When we eat, food is broken down and the levels of sugar (glucose) in our blood rises. To keep the amount of sugar in the blood at the right level, the pancreas produces a hormone called insulin. Insulin tells cells around the body – particularly muscle, liver, and fat cells – to take up more glucose, to reduce blood sugar levels.
Around four million people in the UK are livingwith diabetes. This means their blood sugar can be too high, which can lead to serious health problems. 90% of these people have type 2 diabetes, where either the pancreas is unable to produce enough insulin, or the body does not respond to insulin as it should. When muscle cells stop responding to insulin, it is called ‘muscle insulin resistance’, and is one of the first signs of type 2 diabetes.
Research into diabetes and muscle insulin resistance has often used animals and animal-derived cells. Although animal research was used to develop the first insulin therapies to treat diabetes which dramatically improved survival rates, animal muscles and human muscles do not behave in the same way. We still don’t know exactly how muscle insulin resistance occurs in humans. We need to find new ways to study muscle insulin resistance and type 2 diabetes that are more relevant to humans.

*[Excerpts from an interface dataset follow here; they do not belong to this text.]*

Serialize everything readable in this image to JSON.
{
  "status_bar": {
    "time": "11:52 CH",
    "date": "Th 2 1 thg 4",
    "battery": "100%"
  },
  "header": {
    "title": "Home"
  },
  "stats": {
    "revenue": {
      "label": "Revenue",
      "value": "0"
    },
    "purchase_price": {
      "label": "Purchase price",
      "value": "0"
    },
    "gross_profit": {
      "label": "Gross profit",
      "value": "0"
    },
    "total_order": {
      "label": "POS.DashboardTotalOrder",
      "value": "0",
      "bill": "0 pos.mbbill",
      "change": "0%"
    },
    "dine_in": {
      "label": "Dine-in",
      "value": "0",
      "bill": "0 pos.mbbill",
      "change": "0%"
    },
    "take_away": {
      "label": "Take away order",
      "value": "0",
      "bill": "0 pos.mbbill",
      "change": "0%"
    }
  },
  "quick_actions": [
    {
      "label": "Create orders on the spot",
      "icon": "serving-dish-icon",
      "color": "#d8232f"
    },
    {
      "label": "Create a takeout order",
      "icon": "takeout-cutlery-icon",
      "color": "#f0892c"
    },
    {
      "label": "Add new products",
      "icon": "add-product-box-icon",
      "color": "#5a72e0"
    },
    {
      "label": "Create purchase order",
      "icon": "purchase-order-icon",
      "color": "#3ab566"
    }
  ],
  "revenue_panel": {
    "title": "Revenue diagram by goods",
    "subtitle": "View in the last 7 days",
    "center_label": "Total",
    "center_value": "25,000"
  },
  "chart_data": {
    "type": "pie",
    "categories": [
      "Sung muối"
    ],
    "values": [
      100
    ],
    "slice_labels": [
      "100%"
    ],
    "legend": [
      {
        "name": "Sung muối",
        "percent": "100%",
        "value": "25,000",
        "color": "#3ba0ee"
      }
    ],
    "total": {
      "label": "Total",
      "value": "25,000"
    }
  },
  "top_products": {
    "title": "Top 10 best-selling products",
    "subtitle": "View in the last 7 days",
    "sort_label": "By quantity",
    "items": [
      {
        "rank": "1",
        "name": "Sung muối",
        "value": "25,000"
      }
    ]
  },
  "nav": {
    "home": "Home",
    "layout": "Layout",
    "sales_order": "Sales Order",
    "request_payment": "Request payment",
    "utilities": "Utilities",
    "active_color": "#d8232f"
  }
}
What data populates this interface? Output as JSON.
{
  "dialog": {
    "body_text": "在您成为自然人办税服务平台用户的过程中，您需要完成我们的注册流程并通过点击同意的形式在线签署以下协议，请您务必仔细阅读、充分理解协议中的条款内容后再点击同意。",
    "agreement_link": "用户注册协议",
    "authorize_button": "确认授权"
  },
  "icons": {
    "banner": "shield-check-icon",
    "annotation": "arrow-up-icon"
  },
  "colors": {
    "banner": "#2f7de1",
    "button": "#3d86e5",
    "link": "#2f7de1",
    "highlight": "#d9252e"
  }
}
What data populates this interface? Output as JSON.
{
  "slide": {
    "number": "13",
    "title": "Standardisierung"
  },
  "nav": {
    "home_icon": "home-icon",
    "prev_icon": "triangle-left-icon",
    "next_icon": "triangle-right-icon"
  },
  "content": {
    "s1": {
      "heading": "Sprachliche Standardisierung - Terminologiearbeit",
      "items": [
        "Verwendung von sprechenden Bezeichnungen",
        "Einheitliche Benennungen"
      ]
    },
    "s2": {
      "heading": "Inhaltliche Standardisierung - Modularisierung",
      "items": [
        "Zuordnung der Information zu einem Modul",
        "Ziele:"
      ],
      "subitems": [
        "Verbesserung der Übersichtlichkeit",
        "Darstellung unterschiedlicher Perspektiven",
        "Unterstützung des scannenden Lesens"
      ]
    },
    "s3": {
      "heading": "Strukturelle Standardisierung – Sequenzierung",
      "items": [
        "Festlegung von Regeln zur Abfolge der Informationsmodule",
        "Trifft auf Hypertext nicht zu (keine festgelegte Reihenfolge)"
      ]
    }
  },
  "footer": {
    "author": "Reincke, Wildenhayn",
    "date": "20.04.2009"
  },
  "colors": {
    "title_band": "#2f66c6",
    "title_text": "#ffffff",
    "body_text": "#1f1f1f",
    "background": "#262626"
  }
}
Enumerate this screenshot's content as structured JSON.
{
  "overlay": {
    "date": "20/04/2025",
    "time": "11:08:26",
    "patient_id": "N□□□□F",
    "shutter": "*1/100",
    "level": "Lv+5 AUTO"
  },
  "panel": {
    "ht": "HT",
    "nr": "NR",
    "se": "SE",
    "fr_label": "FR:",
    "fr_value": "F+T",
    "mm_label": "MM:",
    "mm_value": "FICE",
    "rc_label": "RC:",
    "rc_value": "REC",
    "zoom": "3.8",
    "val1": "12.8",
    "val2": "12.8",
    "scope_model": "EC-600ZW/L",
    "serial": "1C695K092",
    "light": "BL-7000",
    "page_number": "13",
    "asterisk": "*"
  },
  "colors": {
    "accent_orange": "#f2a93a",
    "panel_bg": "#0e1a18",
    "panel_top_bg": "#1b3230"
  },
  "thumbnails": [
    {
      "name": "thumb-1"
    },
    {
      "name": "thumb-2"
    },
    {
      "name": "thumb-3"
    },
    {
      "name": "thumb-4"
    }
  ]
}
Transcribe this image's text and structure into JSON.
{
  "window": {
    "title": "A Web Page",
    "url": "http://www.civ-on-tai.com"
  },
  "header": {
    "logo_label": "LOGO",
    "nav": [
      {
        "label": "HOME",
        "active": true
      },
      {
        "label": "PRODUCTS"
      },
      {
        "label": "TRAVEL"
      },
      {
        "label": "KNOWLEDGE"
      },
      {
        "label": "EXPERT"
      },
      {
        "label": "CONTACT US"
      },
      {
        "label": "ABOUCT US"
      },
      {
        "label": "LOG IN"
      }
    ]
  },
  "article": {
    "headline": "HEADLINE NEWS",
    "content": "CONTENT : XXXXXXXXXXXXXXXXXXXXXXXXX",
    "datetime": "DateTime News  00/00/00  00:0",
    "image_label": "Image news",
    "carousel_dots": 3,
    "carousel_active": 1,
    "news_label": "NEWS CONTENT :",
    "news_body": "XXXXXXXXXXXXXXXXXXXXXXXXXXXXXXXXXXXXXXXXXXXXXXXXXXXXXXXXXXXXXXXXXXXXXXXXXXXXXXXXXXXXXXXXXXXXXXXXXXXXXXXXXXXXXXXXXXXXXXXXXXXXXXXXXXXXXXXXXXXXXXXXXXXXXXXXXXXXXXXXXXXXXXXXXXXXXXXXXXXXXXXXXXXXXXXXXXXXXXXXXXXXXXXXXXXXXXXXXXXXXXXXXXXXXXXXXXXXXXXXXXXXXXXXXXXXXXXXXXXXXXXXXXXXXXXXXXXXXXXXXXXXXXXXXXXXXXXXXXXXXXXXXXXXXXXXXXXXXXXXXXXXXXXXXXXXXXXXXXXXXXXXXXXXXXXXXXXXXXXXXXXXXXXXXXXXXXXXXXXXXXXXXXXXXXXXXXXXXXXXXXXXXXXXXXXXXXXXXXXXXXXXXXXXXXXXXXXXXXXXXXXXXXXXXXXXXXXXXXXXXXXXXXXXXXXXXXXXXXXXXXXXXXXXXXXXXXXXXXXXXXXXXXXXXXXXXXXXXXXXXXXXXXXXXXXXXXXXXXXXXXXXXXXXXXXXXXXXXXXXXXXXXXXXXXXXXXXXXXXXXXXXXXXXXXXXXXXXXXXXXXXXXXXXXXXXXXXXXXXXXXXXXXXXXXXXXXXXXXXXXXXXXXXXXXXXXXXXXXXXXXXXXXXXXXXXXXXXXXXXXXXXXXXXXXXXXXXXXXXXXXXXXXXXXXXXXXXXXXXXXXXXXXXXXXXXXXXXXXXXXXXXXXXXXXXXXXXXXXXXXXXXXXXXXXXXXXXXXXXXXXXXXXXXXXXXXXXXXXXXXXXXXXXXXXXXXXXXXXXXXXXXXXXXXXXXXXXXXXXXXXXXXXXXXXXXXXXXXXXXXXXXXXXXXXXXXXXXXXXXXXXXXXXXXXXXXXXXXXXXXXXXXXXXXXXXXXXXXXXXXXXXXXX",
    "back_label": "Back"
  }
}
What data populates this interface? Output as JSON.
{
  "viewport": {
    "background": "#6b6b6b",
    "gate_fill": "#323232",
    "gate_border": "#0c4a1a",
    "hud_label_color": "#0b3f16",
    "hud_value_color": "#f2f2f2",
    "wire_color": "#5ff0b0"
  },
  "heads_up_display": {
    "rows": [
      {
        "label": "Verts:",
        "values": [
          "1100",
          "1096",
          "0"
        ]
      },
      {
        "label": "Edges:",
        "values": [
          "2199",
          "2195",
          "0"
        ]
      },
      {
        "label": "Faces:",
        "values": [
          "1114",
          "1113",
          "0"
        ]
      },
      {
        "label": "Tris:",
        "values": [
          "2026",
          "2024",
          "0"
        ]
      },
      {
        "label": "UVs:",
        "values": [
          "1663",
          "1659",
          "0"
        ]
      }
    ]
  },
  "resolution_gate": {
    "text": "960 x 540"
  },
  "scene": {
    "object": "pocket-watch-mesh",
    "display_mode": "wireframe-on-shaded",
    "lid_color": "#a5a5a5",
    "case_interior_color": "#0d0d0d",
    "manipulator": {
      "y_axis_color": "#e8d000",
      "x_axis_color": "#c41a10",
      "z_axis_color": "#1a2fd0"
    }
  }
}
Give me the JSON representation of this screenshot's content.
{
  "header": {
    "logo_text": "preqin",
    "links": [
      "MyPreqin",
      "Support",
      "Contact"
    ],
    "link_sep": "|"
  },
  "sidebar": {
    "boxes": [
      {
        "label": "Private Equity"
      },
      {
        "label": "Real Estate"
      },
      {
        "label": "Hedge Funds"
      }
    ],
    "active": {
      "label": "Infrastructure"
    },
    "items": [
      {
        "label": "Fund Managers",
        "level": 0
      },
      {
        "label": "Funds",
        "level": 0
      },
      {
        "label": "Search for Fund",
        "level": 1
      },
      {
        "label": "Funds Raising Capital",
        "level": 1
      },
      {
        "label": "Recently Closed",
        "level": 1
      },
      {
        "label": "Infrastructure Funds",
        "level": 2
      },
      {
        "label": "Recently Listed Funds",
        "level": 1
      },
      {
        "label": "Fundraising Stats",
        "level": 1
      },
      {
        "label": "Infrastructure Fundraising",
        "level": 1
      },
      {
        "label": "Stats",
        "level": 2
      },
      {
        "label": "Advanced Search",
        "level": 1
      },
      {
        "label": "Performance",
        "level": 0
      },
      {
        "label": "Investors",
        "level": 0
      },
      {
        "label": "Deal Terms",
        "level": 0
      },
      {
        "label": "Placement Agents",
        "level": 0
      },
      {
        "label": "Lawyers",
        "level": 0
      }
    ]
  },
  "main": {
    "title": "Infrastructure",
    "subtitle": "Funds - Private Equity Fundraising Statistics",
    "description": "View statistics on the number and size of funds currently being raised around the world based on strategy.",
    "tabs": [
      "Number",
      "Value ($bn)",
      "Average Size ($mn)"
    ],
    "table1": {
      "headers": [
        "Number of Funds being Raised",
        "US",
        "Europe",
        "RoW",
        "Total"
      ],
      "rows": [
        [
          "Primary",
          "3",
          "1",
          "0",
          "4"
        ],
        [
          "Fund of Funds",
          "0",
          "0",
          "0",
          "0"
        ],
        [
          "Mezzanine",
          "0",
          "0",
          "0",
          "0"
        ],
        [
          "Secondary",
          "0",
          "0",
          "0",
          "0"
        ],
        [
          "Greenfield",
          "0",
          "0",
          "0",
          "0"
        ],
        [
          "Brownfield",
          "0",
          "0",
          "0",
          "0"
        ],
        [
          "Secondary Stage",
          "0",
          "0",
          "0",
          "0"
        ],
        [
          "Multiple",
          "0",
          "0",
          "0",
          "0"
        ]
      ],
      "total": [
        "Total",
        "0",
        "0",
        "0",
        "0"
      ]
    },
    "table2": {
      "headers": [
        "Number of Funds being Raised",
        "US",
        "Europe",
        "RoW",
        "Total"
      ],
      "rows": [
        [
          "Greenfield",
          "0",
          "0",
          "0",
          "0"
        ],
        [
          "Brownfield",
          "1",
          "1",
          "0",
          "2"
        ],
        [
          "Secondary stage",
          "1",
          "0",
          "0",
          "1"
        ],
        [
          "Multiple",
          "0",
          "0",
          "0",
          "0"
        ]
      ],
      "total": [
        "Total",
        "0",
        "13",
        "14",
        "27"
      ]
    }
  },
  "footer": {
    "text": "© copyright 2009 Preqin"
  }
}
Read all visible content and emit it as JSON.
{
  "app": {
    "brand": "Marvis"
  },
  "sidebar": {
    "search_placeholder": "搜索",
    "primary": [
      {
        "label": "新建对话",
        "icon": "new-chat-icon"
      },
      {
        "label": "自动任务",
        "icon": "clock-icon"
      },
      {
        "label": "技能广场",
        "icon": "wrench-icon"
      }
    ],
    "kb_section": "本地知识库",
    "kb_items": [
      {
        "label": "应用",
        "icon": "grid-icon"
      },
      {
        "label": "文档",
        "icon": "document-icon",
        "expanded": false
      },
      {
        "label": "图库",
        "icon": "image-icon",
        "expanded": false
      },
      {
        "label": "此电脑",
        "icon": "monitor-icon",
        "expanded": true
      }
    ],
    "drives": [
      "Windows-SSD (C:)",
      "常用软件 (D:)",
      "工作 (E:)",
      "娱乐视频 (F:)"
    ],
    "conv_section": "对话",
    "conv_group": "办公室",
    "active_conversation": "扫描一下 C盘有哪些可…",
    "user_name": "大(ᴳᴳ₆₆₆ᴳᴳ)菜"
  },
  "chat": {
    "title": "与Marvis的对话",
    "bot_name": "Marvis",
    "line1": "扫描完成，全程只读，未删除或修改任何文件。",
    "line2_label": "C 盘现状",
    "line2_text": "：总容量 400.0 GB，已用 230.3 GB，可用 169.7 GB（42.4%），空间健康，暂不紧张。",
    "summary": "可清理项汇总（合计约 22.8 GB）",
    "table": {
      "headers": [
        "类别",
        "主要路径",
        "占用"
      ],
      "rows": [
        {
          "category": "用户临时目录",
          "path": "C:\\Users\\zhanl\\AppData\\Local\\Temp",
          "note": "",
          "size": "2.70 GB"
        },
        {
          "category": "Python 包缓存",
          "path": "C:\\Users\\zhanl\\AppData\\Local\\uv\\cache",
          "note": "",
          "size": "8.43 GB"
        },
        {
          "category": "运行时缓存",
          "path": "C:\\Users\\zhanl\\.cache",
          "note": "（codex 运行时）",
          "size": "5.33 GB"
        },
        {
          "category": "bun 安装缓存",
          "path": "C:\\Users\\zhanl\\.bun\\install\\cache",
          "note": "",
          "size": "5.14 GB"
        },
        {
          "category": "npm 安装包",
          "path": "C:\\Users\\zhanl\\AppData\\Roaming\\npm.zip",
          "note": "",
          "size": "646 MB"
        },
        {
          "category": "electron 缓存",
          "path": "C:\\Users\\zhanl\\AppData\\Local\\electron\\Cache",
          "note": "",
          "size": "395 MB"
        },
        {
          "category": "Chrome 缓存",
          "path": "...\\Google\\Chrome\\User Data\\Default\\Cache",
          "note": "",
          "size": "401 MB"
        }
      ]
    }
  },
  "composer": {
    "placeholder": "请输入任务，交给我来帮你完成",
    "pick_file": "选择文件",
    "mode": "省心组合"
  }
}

“With greater knowledge and technologies, we are able to move away from using animals and animal cells and focus on models of the body that use human cells in our experiments.”
Dr Andy Wilhelmsen.